      • Unexpected termination - No audio data was received by the server because the client ended the transaction. Most likely this is because the request was canceled by the user.
      • Socket closed unexpectedly - (Fast Dictation/WebSocket only) The session closed at a point the dictation server did not think it should. We allow the client to close when it likes as long as it specifies a reason of NORMAL_CLOSURE (1000) or GOING_AWAY (1001). Any close after the dictation is complete is OK (we were closing anyway). If the close comes from the client or a network error, it is marked as an error.
    •  Open a dictation item on the Review & Correct page to view the Detail Review & Correct page. On the Timeline tab, look for a large positive Upload Delay. See Review & Correct Dictation Timeline
      • Upload Delay is the delta for Audio set to done  - (Audio Length *1000)
      • Normally the value of the Upload Delay is negative, which means the dictation was processed in less time than the length of the audio. A large positive value, like a 5-digit number, indicates that it took much more time to process the dictation than the length of the audio. For example, an upload delay value of 20,000 would mean a 20 second delay. A positive upload delay value of four digits represents a delay of at least one second (e.g. a value of 3000 is a delay of 3 seconds). Positive upload delay values may indicate slowness on the customer’s internal system (like their WiFi), but it could be a problem on our end. If you see a large number, you should compare it to other users in that same group. (Is it happening for just one user?
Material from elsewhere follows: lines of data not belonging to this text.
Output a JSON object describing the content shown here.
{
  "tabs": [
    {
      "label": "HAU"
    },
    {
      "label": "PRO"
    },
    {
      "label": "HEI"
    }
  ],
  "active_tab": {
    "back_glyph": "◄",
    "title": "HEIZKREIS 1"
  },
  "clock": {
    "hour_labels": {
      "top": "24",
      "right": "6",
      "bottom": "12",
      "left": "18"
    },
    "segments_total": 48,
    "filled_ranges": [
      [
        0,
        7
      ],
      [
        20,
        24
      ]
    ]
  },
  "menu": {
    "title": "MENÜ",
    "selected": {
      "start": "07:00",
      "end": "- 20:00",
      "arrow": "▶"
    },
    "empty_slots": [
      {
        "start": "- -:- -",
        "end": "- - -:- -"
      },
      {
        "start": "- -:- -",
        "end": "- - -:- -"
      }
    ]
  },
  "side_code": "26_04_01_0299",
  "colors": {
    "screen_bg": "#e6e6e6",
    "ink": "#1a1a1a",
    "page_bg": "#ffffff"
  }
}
Or the whole group?) You should also pull the user’s log file and send that to nVoq Support.

upload-delay

  • Run a network diagnostic tool like WinMTR or PingPlotter. These tools record the routes between the sender’s machine and nVoq server over an extended period of time. They also display the amount of time each hop takes.
  • You can also look at https://status.nvoq.com/ to see if there are issues that we already know about occurring on nVoq systems.
  • On a Windows computer you can check to see if your system is running out of memory to cause latency or unresponsiveness. 
  • Using SayIt with a remote desktop can result in latency if not configured to properly support passing USB microphone audio into it. 
  • If the problem persists, turn on logging and contact nVoq Support.